Counselor Education and Supervision (ExCES)
School of Education
Rick A. Myer
William J. Casile
Crisis, Crisis Training, Least Restrictive Interventions, Mental Health, Residential Treatment Facility, Restraints, Self-Efficacy, Self-Efficacy Assessment, Semantic Differential Design, Staff Training
The differences between residential treatment facility staffs' self-efficacy levels post-crisis assessment training are investigated in order to identify alternative means to restraints as the primary crisis intervention strategy. In order to assess the participants' level of self-efficacy to deal with crises, the self-efficacy assessment tool for crisis (SEAT-C) was developed utilizing a semantic differential design. Through pilot testing, the SEAT-C was determined to be a reliable and valid instrument. Training in the Triage Assessment Model for crisis intervention was provided to 79 residential treatment facility staff employed at a child and adolescent residential treatment facility in the southwestern part of a Mid-Atlantic state. Following the training, participants completed the SEAT-C and the results of the experimental and control groups' level of self efficacy are compared across the four crisis concepts: crisis as danger, crisis as opportunity, crisis as assessment and crisis as intervention. The four crisis concepts are examined across the three timeframes of pre-crisis, crisis and post-crisis. The results indicate that significantly statistical differences exist within the sub-hypotheses of the concepts: pre-crisis as assessment, pre-crisis as opportunity, crisis as danger and crisis as assessment.

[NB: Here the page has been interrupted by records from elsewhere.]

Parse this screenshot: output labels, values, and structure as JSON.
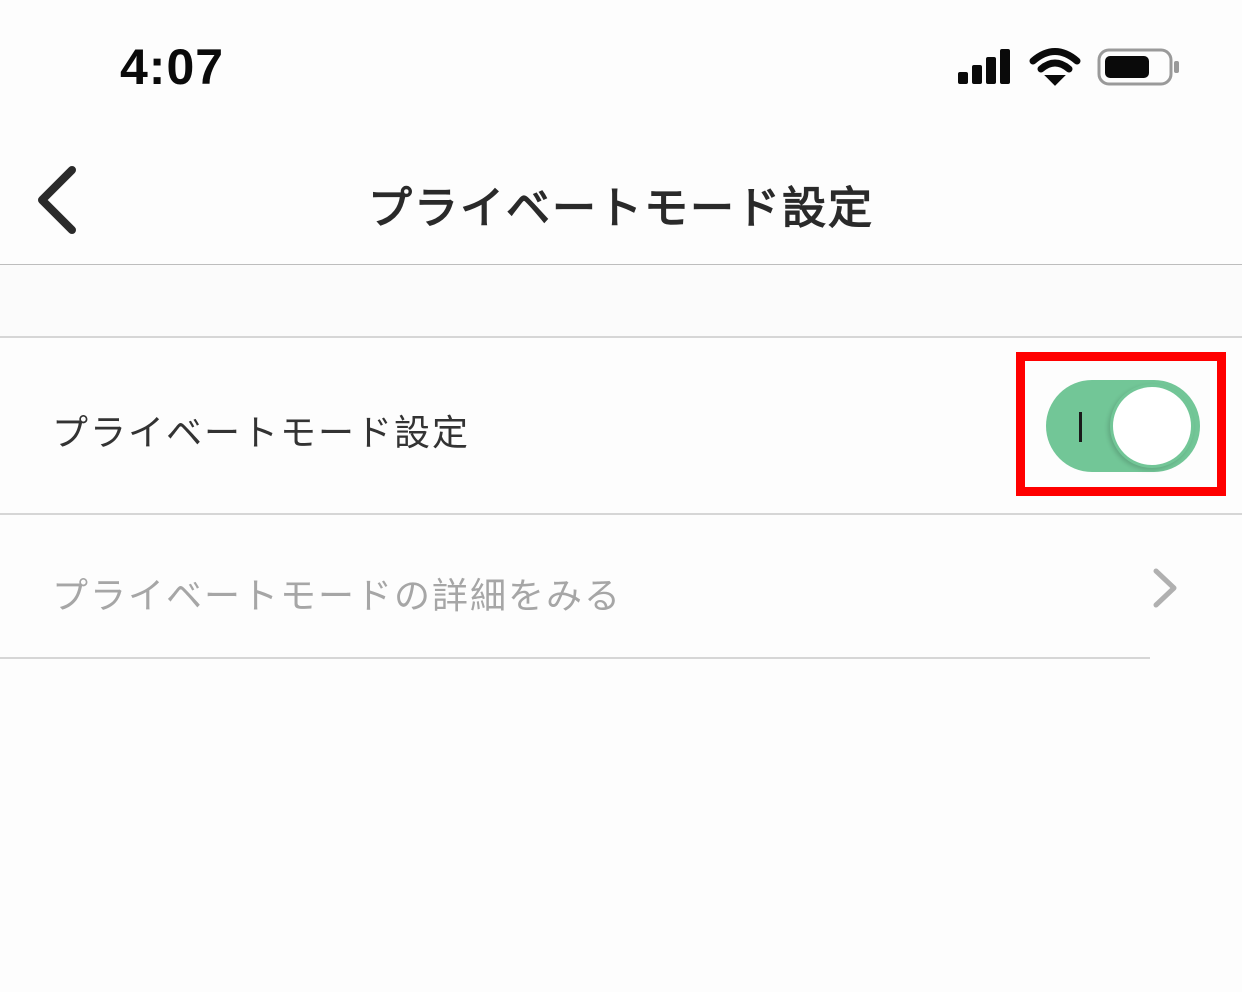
{
  "status_bar": {
    "time": "4:07",
    "icons": [
      "cellular-signal-icon",
      "wifi-icon",
      "battery-icon"
    ]
  },
  "nav": {
    "back_icon": "chevron-left-icon",
    "title": "プライベートモード設定"
  },
  "settings": {
    "private_mode": {
      "label": "プライベートモード設定",
      "enabled": true,
      "toggle_color": "#72c697",
      "highlight_color": "#ff0000"
    },
    "details": {
      "label": "プライベートモードの詳細をみる",
      "icon": "chevron-right-icon"
    }
  }
}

Snyder, C. (2006). Examining the Impact of Crisis Assessment Training in the Triage Assessment Model, on the Self-Efficacy of Residential Treatment Facility Staff (Doctoral dissertation, Duquesne University). Retrieved from https://dsc.duq.edu/etd/1223